(RECORDS SHOWN)

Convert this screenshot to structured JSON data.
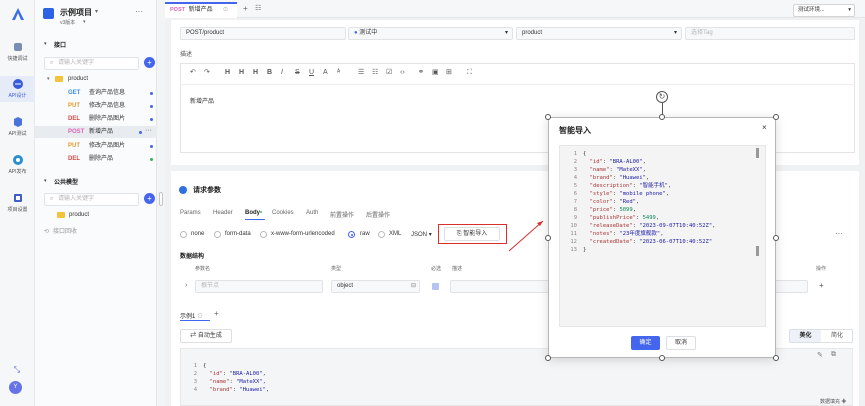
{
  "rail": {
    "items": [
      {
        "label": "快捷调试"
      },
      {
        "label": "API设计"
      },
      {
        "label": "API测试"
      },
      {
        "label": "API发布"
      },
      {
        "label": "项目设置"
      }
    ],
    "avatar": "Y"
  },
  "project": {
    "name": "示例项目",
    "version": "v3版本",
    "section_interface": "接口",
    "search_placeholder": "请输入关键字",
    "folder": "product",
    "apis": [
      {
        "method": "GET",
        "name": "查询产品信息"
      },
      {
        "method": "PUT",
        "name": "修改产品信息"
      },
      {
        "method": "DEL",
        "name": "删除产品图片"
      },
      {
        "method": "POST",
        "name": "新增产品"
      },
      {
        "method": "PUT",
        "name": "修改产品图片"
      },
      {
        "method": "DEL",
        "name": "删除产品"
      }
    ],
    "section_models": "公共模型",
    "model_search_placeholder": "请输入关键字",
    "model_folder": "product",
    "recycle": "接口回收"
  },
  "tabs": {
    "active_method": "POST",
    "active_title": "新增产品",
    "env": "测试环境..."
  },
  "api_form": {
    "path": "POST/product",
    "status": "测试中",
    "category": "product",
    "tag_placeholder": "选择Tag",
    "desc_label": "描述",
    "editor_content": "新增产品"
  },
  "toolbar_icons": [
    "undo-icon",
    "redo-icon",
    "h1-icon",
    "h2-icon",
    "h3-icon",
    "bold-icon",
    "italic-icon",
    "strike-icon",
    "underline-icon",
    "subscript-icon",
    "superscript-icon",
    "bullet-list-icon",
    "ordered-list-icon",
    "task-list-icon",
    "code-icon",
    "link-icon",
    "image-icon",
    "table-icon",
    "fullscreen-icon"
  ],
  "request": {
    "title": "请求参数",
    "tabs": [
      "Params",
      "Header",
      "Body",
      "Cookies",
      "Auth",
      "前置操作",
      "后置操作"
    ],
    "body_types": [
      "none",
      "form-data",
      "x-www-form-urlencoded",
      "raw",
      "XML"
    ],
    "format": "JSON",
    "smart_import": "智能导入",
    "structure_label": "数据结构",
    "columns": [
      "参数名",
      "类型",
      "必选",
      "描述",
      "操作"
    ],
    "param_placeholder": "根节点",
    "param_type": "object",
    "example_tab": "示例1",
    "auto_generate": "自动生成",
    "beautify": "美化",
    "minify": "简化",
    "code_lines": [
      {
        "n": "1",
        "text": "{"
      },
      {
        "n": "2",
        "key": "\"id\"",
        "val": "\"BRA-AL00\","
      },
      {
        "n": "3",
        "key": "\"name\"",
        "val": "\"MateXX\","
      },
      {
        "n": "4",
        "key": "\"brand\"",
        "val": "\"Huawei\","
      }
    ],
    "footer_note": "数据填充"
  },
  "modal": {
    "title": "智能导入",
    "lines": [
      {
        "n": "1",
        "text": "{"
      },
      {
        "n": "2",
        "key": "\"id\"",
        "val": "\"BRA-AL00\"",
        "type": "s"
      },
      {
        "n": "3",
        "key": "\"name\"",
        "val": "\"MateXX\"",
        "type": "s"
      },
      {
        "n": "4",
        "key": "\"brand\"",
        "val": "\"Huawei\"",
        "type": "s"
      },
      {
        "n": "5",
        "key": "\"description\"",
        "val": "\"智能手机\"",
        "type": "s"
      },
      {
        "n": "6",
        "key": "\"style\"",
        "val": "\"mobile phone\"",
        "type": "s"
      },
      {
        "n": "7",
        "key": "\"color\"",
        "val": "\"Red\"",
        "type": "s"
      },
      {
        "n": "8",
        "key": "\"price\"",
        "val": "5099",
        "type": "n"
      },
      {
        "n": "9",
        "key": "\"publishPrice\"",
        "val": "5499",
        "type": "n"
      },
      {
        "n": "10",
        "key": "\"releaseDate\"",
        "val": "\"2023-09-07T10:40:52Z\"",
        "type": "s"
      },
      {
        "n": "11",
        "key": "\"notes\"",
        "val": "\"23年度旗舰款\"",
        "type": "s"
      },
      {
        "n": "12",
        "key": "\"createdDate\"",
        "val": "\"2023-06-07T10:40:52Z\"",
        "type": "s"
      },
      {
        "n": "13",
        "text": "}"
      }
    ],
    "confirm": "确定",
    "cancel": "取消"
  },
  "colors": {
    "accent": "#4466ee",
    "highlight_border": "#d9302e",
    "sidebar_bg": "#fafbfc",
    "main_bg": "#f0f1f3"
  }
}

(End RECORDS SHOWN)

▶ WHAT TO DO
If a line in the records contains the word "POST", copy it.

▶ RESPONSE FOR THIS EXERCISE
        "method": "POST",
    "active_method": "POST",
    "path": "POST/product",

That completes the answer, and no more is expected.